> [TASK DETAILS] When the string "into" is part of a line in the data below, report the whole line.

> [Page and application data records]
^^^^^^^^^^^^^^^^

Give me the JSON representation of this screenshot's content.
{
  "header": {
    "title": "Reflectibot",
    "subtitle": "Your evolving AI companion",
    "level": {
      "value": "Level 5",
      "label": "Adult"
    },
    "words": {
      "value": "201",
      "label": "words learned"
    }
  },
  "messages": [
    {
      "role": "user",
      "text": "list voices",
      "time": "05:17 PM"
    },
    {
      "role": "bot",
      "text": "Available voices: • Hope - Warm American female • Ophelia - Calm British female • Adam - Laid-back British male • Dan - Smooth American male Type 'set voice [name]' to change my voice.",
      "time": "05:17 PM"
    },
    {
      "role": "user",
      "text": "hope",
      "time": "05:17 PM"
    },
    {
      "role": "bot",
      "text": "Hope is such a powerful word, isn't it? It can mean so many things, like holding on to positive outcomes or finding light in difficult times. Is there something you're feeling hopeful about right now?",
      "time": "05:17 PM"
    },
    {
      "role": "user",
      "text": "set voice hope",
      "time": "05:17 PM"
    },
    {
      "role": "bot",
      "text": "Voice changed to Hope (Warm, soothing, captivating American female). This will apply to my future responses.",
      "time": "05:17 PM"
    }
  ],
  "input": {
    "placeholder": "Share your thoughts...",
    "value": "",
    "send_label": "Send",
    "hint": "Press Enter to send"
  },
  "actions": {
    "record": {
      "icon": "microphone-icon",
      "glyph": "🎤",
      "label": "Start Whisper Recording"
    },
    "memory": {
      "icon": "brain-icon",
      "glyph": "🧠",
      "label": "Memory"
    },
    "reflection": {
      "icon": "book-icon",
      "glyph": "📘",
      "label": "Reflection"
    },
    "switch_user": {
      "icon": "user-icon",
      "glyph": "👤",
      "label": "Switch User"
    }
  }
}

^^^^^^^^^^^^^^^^

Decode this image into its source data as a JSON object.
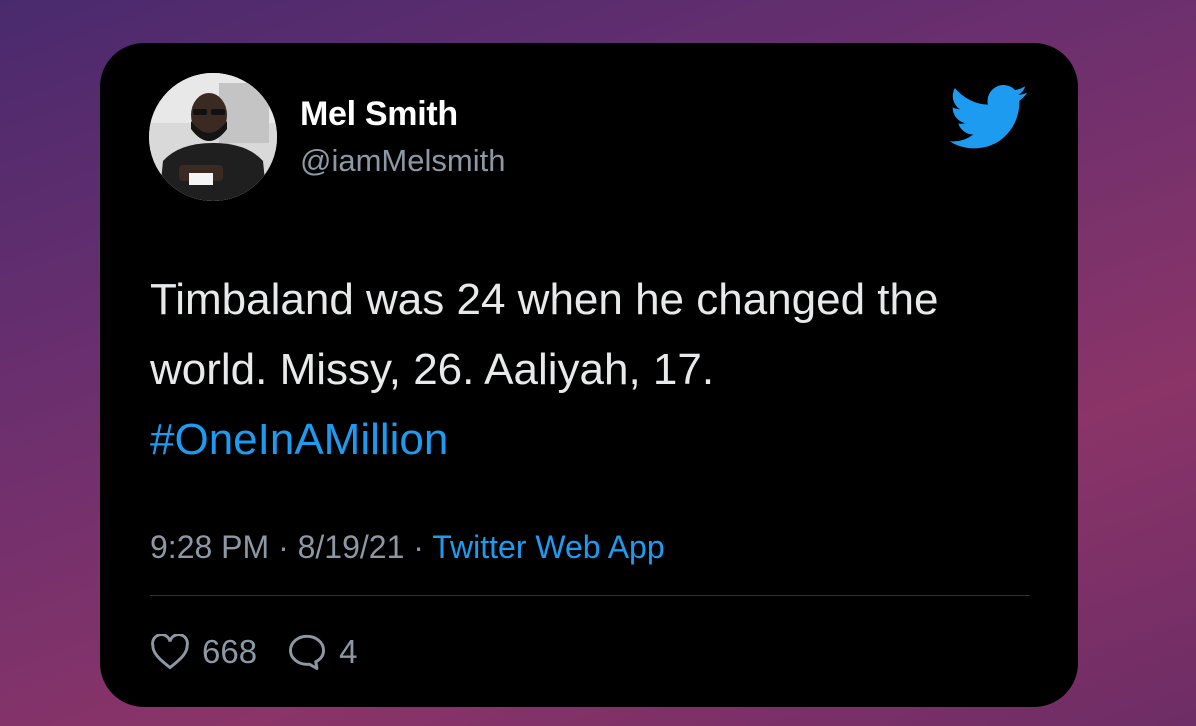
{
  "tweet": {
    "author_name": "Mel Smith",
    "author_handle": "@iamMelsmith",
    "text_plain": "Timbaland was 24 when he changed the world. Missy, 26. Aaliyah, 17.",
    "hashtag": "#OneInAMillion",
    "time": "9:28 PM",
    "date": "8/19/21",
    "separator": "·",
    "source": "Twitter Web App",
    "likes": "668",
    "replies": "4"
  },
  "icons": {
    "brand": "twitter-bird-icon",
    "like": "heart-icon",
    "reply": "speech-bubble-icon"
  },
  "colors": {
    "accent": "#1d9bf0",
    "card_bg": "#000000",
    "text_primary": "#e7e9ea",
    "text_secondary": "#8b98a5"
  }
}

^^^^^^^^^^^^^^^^

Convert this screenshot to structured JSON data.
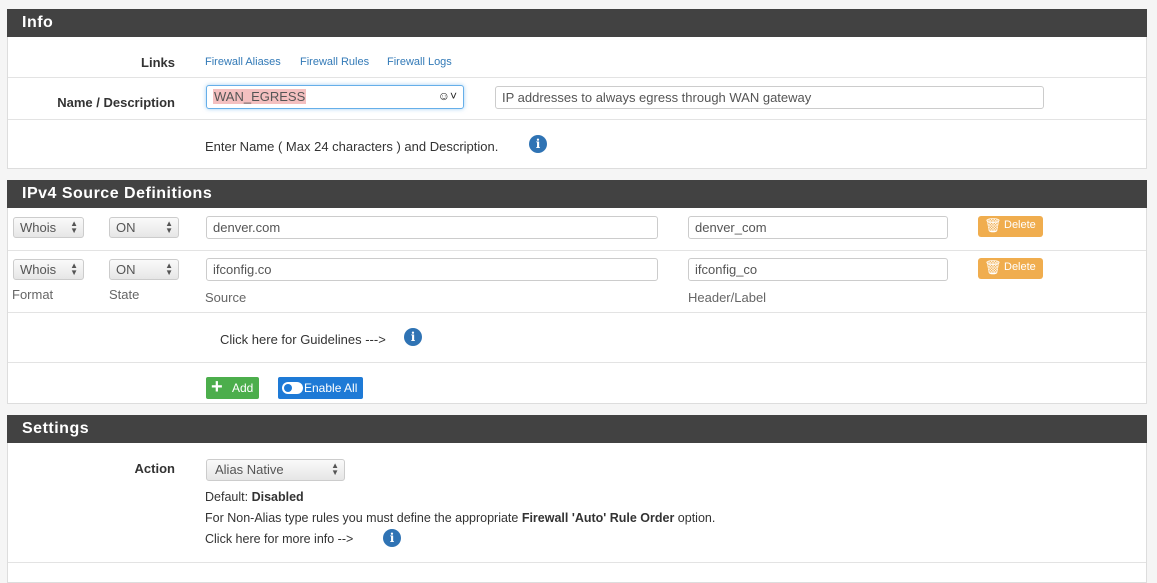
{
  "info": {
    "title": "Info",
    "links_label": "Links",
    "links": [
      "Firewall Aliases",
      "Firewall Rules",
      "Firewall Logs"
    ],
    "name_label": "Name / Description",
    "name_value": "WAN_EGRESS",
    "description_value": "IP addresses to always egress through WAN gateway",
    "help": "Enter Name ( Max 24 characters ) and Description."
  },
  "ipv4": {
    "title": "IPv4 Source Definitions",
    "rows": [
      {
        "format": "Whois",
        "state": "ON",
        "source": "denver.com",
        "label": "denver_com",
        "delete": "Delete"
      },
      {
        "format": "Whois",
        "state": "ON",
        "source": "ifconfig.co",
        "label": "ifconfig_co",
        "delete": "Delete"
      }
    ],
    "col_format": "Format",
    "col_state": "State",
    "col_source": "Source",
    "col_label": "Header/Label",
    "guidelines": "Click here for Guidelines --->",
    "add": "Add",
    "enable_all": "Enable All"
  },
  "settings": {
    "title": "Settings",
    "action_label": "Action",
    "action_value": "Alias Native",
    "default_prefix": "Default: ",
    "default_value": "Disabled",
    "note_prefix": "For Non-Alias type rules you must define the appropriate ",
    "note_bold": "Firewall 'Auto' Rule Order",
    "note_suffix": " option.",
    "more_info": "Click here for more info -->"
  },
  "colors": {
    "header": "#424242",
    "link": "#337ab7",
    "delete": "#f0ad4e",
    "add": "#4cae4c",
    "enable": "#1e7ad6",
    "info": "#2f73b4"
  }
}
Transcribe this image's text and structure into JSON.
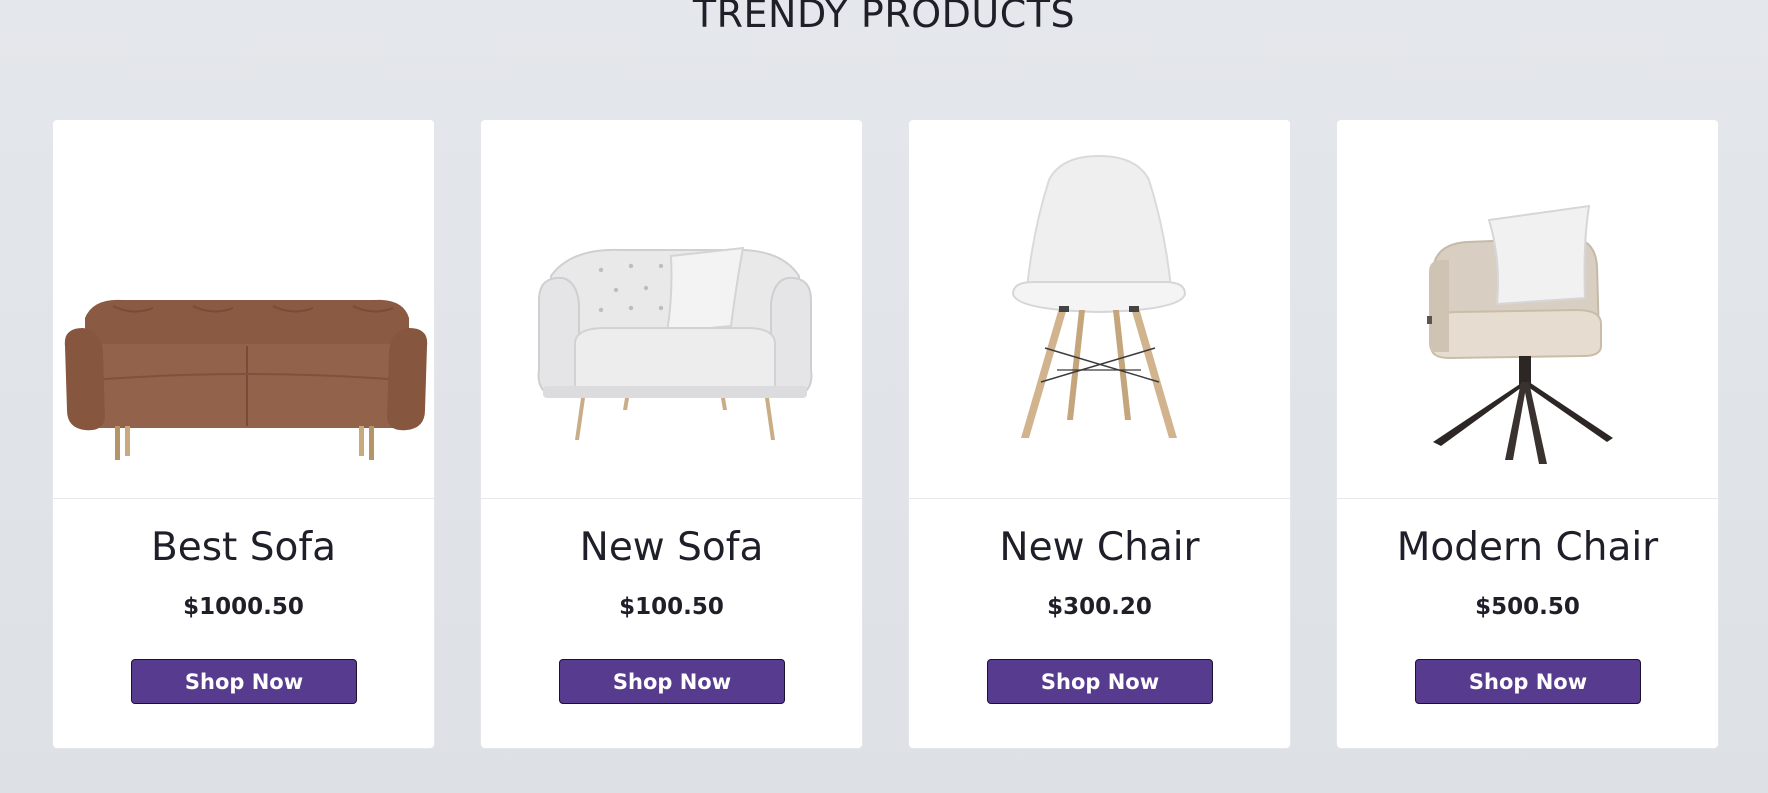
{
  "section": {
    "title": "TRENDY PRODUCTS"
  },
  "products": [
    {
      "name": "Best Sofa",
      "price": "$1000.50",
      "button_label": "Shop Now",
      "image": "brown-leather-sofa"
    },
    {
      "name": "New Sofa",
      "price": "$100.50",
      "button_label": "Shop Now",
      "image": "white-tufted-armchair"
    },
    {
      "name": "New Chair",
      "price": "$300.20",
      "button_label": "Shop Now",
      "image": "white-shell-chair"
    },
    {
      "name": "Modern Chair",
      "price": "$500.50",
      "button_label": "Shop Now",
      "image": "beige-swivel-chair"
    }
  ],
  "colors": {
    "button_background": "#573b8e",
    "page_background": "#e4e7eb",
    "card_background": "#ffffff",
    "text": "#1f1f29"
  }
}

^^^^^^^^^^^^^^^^

> [SOLUTION]
Decode this image into its source data as a JSON object.
Transcribe this image's text and structure into JSON.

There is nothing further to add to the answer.